Do you love bananas? Many people do and it’s not hard to understand why. Bananas are naturally sweet and can help give you a little boost of energy. They’re also rich in fiber and can help you feel full without consuming many calories.
But did you know that you could virtually triple the health benefits of eating bananas simply by eating the peel too? What—eating banana peels? That’s right! Banana peel nutrients can help stave off more than eight major health complications. Let’s have a look at the usefulness and the health benefits of eating banana peels.
Here are 8 Healthy Uses for Banana Peels
1. Boost Your Mood
Depression affects everyone. It can come and go throughout the course of your lifetime. Sometimes depression is a little more serious and sometimes it’s just a feeling that shows up for an hour or two and then goes away. These minor dips in mood are common and are often the result of inadequate nutrients. When you’re feeling a little down, why not try eating banana peels?
Banana peels are high in mood-boosting serotonin—a neurotransmitter derived from tryptophan. Banana peels are a feel-good food, so eating banana peels is not so bad after all.
2. Get a Good Night’s Sleep
Speaking of tryptophan, banana peels are high in this compound too. Tryptophan is an essential amino acid that’s often prescribed in supplement form to treat sleep problems. Eating banana peels could help you get a good night’s sleep.
3. Protect Your Heart
Banana peel is actually richer in both soluble and insoluble fiber than the banana itself—another reason why eating banana peel is a good idea. Fiber has been shown in countless studies to aid in lowering cholesterol. When you keep your cholesterol levels low, you help to ward off complications from heart disease such as heart attacks and stroke. These banana peel nutrients are extremely beneficial.
4. Keep Slim
Banana peels are full of fiber and nutrients and not much else! They aren’t high in calories and can be an important food in helping to keep extra pounds from gathering at your waistline—while still allowing you to reap banana peel nutrients.
5. Boost Your Potassium Levels
Another one of the many banana peel nutrients is potassium. Potassium is needed to build muscle, break down carbohydrates, control the electrical activity of your heart, and to regulate the acid-base balance in your body.
6. Stave Off Cancer
Banana peels are exceptionally high in antioxidants. They also contain compounds that protect cells from the sort of mutations that lead to cancerous tumors—talk about a great reason to start eating banana peels.
7. Protect Your Vision
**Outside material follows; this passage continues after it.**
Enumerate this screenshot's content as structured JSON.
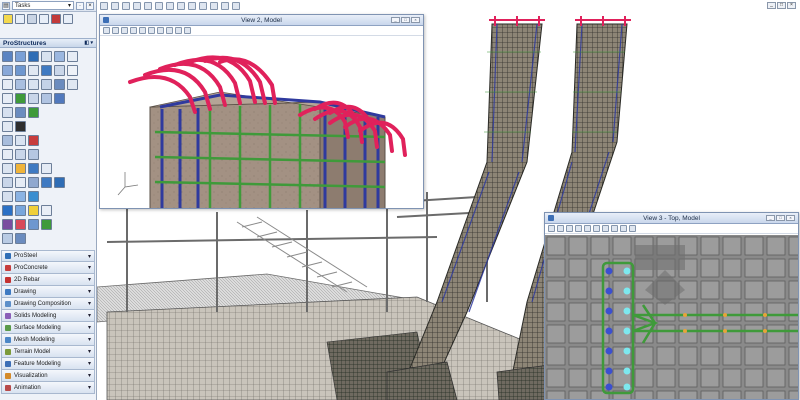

Banana peels are high in lutein. Lutein is a compound that helps to protect your night vision. It also plays a role in preventing cataracts and macular degeneration, important reasons to start eating banana peels.
8. Protect Your Red Blood Cells
Red blood cells deliver oxygen to your body tissues all day and all night. Banana peel nutrients include those that can help prevent your red blood cells from breaking down.
So if eating banana peels is a good thing, how do you do it? Raw, if you can, although many find them a little stringy and not nearly as tasty as the fleshy banana part. You can also boil banana peels to soften them first. In Asia, chefs cook banana peels and fruits together and serve them as a dessert. You can also add banana peels to the blender when making a smoothie or a juice.
One thing to remember: buy organic. Banana peels are directly exposed to pesticides when trees are sprayed. To avoid ingesting harmful toxins, get banana peels grown without the use of pesticides and insecticides.
While you may not love the taste of eating banana peels, you can find ways to incorpate the peel into your meals, to avoid the bitter taste. Some people steam banana peel and make it into a tea as well, to reap banana peel nutrients. It looks like this is definitely one healthy food to add to your diet.
Source(s) for Today’s Article:
Ramli, S., et al., “Effect of banana pulp and peel flour on physicochemical properties and in vitro starch digestibility of yellow alkaline noodles,” Int J Food Sci Nutr 2009; 60 Suppl 4:326-40.
Bond, O., “What are the Benefits of Eating Banana Peels,” Livestrong web site, May 28, 2011; http://www.livestrong.com/article/457082-what-are-the-benefits-of-eating-banana-peels/, last accessed Oct. 28, 2013.
Akamine, K., et al., “Banana peel extract suppressed prostate gland enlargement in testosterone-treated mice,” Biosci Biotechnol Biochem. September 2009; 73(9): 1,911-4.